SB 5315 allows for an eligible captive insurer, defined as an insurance company that, among other things, (i) includes among its insureds at least one person or entity whose principal place of business is in Washington; and (ii) has assets that exceed its liabilities by at least $1 million, to provide property and casualty insurance to its owner and its owner’s other affiliates (they are also permitted to assume unrelated risk from other insurers as a reinsurer).
In order to provide this coverage, the eligible captive insurer must register with the OIC. The OIC will then approve a registration if the captive (i) establishes that it meets the surplus criteria described above (verified by audited financials); (ii) is in good standing with its domiciliary jurisdiction; and (iii) pays a fee of $2,500. Registrations must then be renewed annually, for a further fee of up to $2,500.
A registered eligible captive insurer will be required to pay a 2% premium tax on all Washington-based risks. This new premium tax is applied retroactively for any premiums written after January 1, 2011, but such back taxes will not be subject to penalties or interest.
“Washington risk” is defined as “the share of risk covered by the premiums that is allocable” to Washington, “based on where the underlying risks are located or where the losses or injuries giving rise to the covered claim arise.” Registered eligible captive insurers have some discretion in determining the methodology for allocating risk, but such methodology must be reported to the OIC.
Eligible captive insurers that fail to register are subject to fines and penalties applicable to unauthorized insurers.
The bill’s prospects for 2021 are uncertain, but it does appear to have the support of the OIC and a group of large, Washington-based captive owners.

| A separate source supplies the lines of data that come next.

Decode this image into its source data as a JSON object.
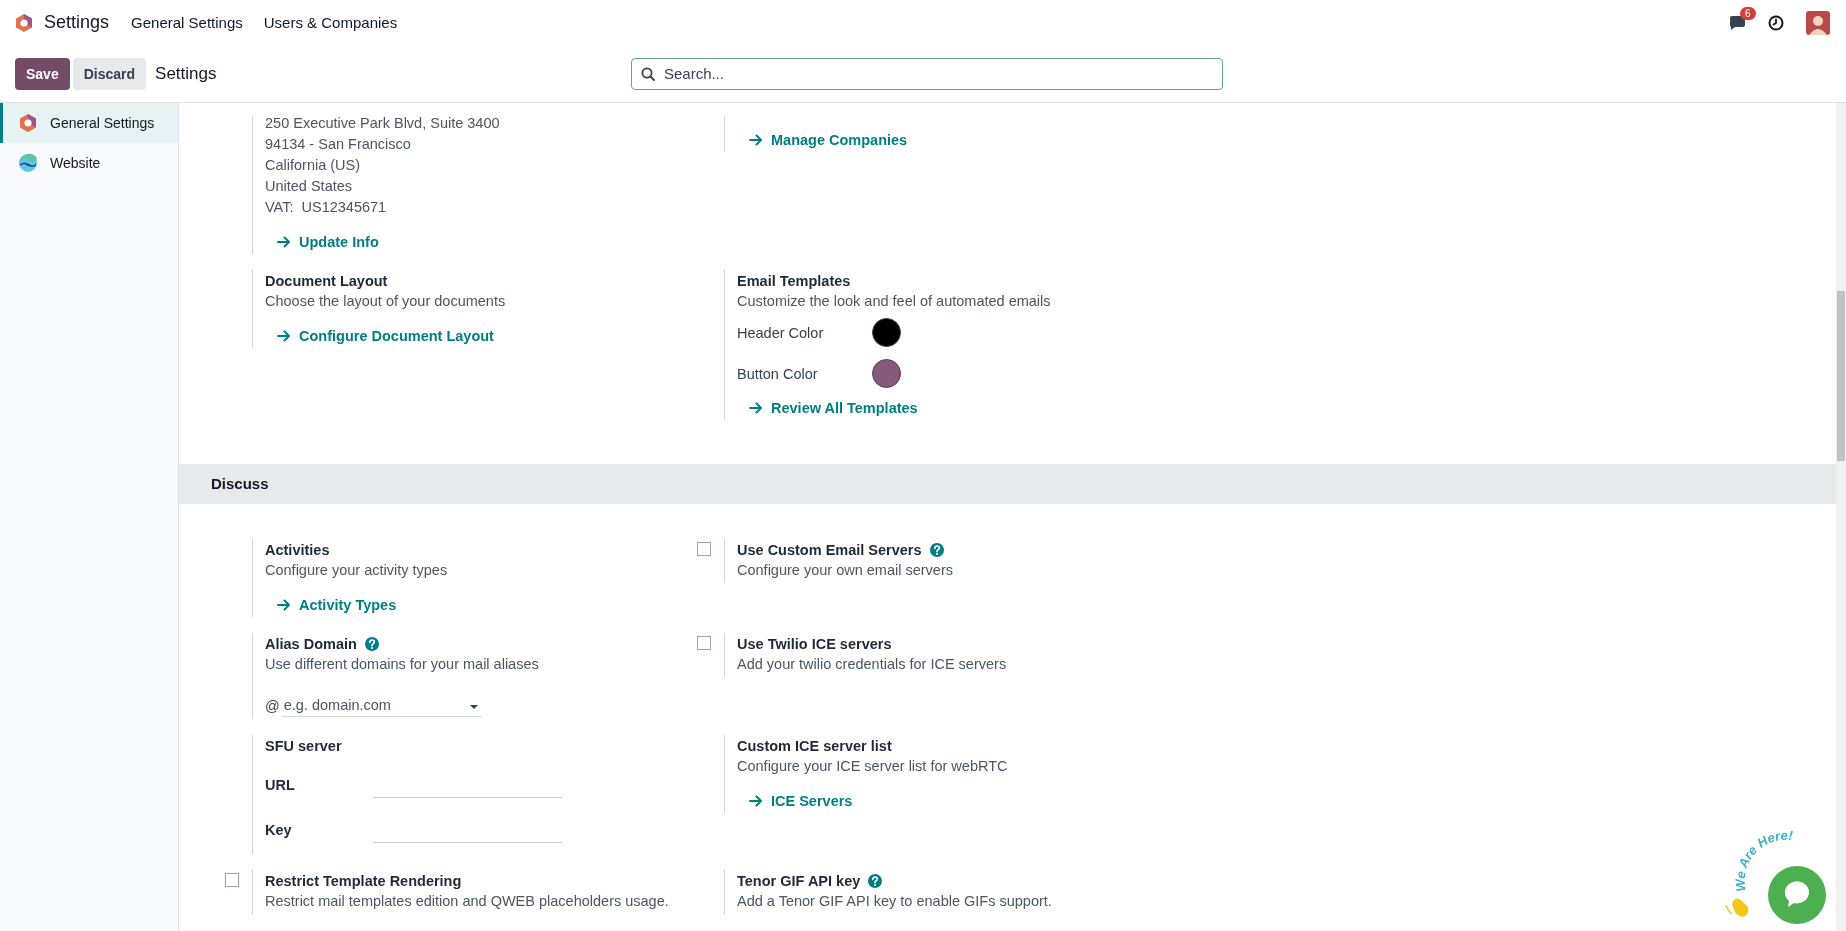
{
  "navbar": {
    "app_title": "Settings",
    "menu": [
      {
        "label": "General Settings"
      },
      {
        "label": "Users & Companies"
      }
    ],
    "message_count": "6"
  },
  "control_panel": {
    "buttons": [
      {
        "label": "Save",
        "kind": "primary"
      },
      {
        "label": "Discard",
        "kind": "secondary"
      }
    ],
    "breadcrumb": "Settings",
    "search": {
      "placeholder": "Search..."
    }
  },
  "sidebar": {
    "items": [
      {
        "label": "General Settings",
        "selected": true,
        "kind": "general"
      },
      {
        "label": "Website",
        "selected": false,
        "kind": "website"
      }
    ]
  },
  "sections": [
    {
      "settings": [
        {
          "address_lines": [
            "250 Executive Park Blvd, Suite 3400",
            "94134 - San Francisco",
            "California (US)",
            "United States",
            "VAT:  US12345671"
          ],
          "links": [
            "Update Info"
          ]
        },
        {
          "links": [
            "Manage Companies"
          ]
        },
        {
          "title": "Document Layout",
          "description": "Choose the layout of your documents",
          "links": [
            "Configure Document Layout"
          ]
        },
        {
          "title": "Email Templates",
          "description": "Customize the look and feel of automated emails",
          "colors": [
            {
              "label": "Header Color",
              "color": "#000000"
            },
            {
              "label": "Button Color",
              "color": "#875a7b"
            }
          ],
          "links": [
            "Review All Templates"
          ]
        }
      ]
    },
    {
      "title": "Discuss",
      "settings": [
        {
          "title": "Activities",
          "description": "Configure your activity types",
          "links": [
            "Activity Types"
          ]
        },
        {
          "checkbox": {
            "checked": false
          },
          "title": "Use Custom Email Servers",
          "help": true,
          "description": "Configure your own email servers"
        },
        {
          "title": "Alias Domain",
          "help": true,
          "description": "Use different domains for your mail aliases",
          "domain_field": {
            "prefix": "@",
            "placeholder": "e.g. domain.com"
          }
        },
        {
          "checkbox": {
            "checked": false
          },
          "title": "Use Twilio ICE servers",
          "description": "Add your twilio credentials for ICE servers"
        },
        {
          "title": "SFU server",
          "inputs": [
            {
              "label": "URL"
            },
            {
              "label": "Key"
            }
          ]
        },
        {
          "title": "Custom ICE server list",
          "description": "Configure your ICE server list for webRTC",
          "links": [
            "ICE Servers"
          ]
        },
        {
          "checkbox": {
            "checked": false
          },
          "title": "Restrict Template Rendering",
          "description": "Restrict mail templates edition and QWEB placeholders usage."
        },
        {
          "title": "Tenor GIF API key",
          "help": true,
          "description": "Add a Tenor GIF API key to enable GIFs support."
        }
      ]
    }
  ],
  "chat_widget": {
    "caption": "We Are Here!"
  }
}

Unfortunately, SB 5315 leaves many questions unanswered such as (i) whether authorized captive insurers are permitted to provide coverages other than property and casualty for risk located outside of Washington; (ii) how companies that are headquartered outside of Washington with subsidiaries domiciled in Washington will be treated; and (iii) whether Washington’s efforts to tax and regulate captive transactions are permissible under the Todd Shipyards line of cases.